== ASSIGNMENT ==
Scan the records for "JSON". Show the matching lines.

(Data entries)

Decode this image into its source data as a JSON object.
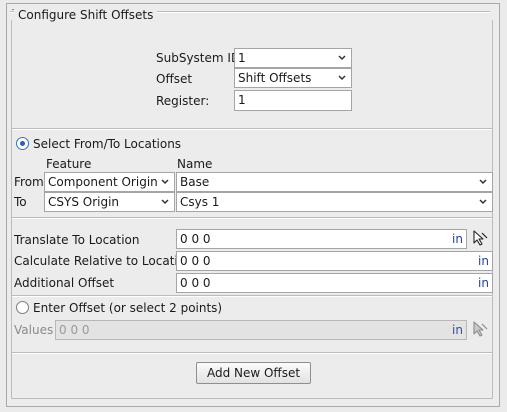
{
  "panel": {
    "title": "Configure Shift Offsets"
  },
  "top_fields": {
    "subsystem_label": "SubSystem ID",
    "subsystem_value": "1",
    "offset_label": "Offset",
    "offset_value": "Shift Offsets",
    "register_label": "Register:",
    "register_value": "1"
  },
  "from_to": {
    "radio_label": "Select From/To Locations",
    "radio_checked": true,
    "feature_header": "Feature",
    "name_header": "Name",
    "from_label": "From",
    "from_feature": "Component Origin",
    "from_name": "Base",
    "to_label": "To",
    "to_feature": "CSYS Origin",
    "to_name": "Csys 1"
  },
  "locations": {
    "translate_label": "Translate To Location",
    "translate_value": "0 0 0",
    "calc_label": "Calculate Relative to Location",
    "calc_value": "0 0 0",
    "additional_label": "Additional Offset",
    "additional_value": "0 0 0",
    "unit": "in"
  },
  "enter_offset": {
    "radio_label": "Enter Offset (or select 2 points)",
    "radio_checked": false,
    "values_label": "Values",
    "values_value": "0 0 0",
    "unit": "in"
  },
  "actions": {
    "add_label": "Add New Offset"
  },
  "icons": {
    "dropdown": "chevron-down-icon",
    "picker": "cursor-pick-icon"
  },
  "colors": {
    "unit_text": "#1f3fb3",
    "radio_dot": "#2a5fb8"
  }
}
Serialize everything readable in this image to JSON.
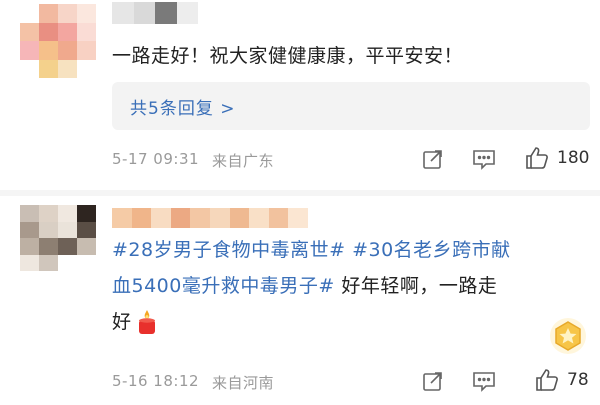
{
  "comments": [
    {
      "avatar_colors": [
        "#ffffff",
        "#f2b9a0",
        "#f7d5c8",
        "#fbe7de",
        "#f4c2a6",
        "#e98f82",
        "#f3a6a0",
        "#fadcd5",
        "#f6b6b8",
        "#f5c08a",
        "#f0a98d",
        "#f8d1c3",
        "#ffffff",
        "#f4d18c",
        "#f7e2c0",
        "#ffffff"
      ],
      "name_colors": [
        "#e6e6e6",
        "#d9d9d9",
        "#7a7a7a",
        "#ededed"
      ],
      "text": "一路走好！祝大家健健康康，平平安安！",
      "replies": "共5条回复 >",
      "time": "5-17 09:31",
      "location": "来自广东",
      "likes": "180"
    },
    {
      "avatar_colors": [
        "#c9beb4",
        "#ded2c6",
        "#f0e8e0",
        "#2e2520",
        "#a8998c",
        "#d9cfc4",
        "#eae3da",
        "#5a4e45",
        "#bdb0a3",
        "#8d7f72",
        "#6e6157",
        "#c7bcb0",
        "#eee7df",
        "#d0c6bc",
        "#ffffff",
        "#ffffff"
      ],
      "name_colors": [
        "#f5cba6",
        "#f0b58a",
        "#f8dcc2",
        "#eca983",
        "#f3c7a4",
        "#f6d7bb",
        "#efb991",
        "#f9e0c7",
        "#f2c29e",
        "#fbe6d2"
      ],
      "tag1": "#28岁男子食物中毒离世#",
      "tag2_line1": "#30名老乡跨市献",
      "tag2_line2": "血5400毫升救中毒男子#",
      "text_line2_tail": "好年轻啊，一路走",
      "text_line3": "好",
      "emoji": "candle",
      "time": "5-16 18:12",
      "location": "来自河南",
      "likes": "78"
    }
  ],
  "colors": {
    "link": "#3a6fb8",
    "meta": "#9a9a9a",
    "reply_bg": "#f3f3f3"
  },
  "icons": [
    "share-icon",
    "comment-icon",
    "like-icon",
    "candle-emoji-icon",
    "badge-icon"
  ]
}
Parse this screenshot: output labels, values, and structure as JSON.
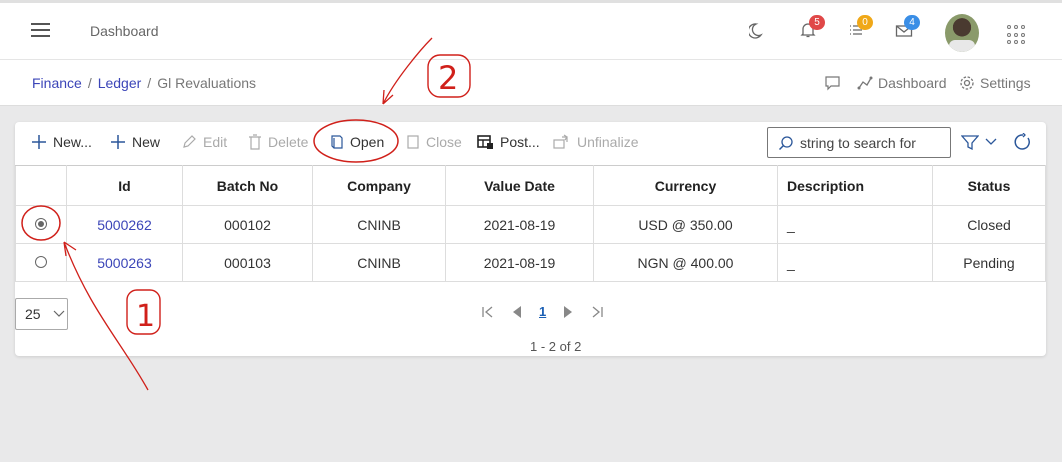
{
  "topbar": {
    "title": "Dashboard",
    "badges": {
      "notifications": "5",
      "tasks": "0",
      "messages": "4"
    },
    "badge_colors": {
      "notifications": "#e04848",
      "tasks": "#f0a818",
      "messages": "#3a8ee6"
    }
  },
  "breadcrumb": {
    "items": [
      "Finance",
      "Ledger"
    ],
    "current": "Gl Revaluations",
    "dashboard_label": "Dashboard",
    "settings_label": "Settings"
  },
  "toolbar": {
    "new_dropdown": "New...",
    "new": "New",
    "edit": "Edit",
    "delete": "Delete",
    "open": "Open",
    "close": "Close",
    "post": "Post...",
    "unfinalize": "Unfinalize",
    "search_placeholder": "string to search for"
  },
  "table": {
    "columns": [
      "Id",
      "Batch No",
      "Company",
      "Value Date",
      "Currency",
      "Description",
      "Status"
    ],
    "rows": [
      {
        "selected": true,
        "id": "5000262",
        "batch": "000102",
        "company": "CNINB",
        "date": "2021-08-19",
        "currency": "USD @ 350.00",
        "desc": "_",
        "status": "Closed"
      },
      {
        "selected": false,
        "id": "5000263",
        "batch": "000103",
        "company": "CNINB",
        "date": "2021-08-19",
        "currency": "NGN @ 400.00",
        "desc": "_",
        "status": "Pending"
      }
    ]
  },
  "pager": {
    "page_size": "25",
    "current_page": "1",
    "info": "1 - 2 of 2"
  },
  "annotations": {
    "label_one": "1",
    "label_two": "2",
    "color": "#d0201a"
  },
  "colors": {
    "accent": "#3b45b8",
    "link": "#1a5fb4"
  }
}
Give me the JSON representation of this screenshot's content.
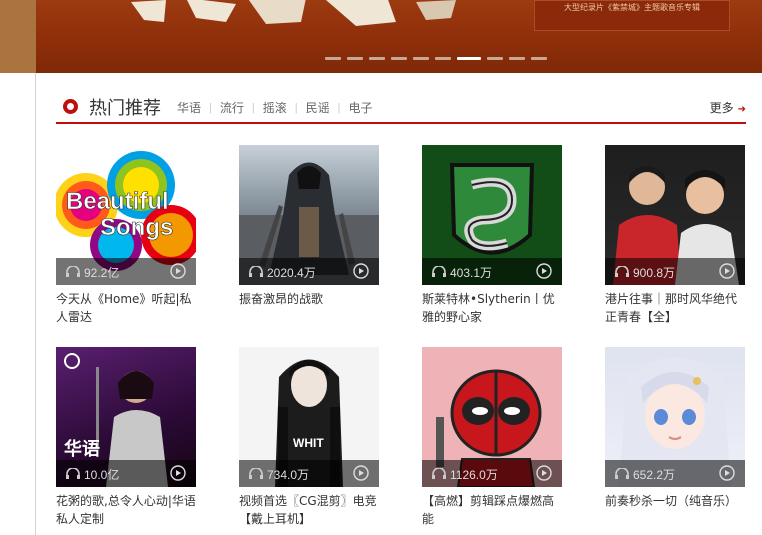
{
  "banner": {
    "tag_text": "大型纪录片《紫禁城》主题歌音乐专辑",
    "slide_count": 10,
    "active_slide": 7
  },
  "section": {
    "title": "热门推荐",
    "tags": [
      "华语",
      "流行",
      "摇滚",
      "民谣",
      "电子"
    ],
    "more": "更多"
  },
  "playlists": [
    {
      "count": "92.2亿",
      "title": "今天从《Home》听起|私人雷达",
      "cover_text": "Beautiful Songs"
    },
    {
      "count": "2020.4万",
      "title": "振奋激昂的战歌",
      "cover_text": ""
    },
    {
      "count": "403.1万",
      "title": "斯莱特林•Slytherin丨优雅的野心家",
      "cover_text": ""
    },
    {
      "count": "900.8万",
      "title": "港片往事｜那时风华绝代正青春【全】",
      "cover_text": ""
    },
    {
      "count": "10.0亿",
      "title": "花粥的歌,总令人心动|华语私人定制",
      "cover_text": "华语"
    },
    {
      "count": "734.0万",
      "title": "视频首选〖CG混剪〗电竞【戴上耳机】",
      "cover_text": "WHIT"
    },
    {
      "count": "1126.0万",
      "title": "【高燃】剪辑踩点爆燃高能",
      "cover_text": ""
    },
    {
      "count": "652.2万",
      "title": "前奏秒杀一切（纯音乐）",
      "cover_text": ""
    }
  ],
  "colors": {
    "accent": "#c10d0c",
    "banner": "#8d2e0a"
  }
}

== FINISHED TASK ==
Decode this image into its source data as a JSON object.
Serialize everything readable in this image to JSON.
Parse this screenshot: output labels, values, and structure as JSON.
Give me the JSON representation of this screenshot's content.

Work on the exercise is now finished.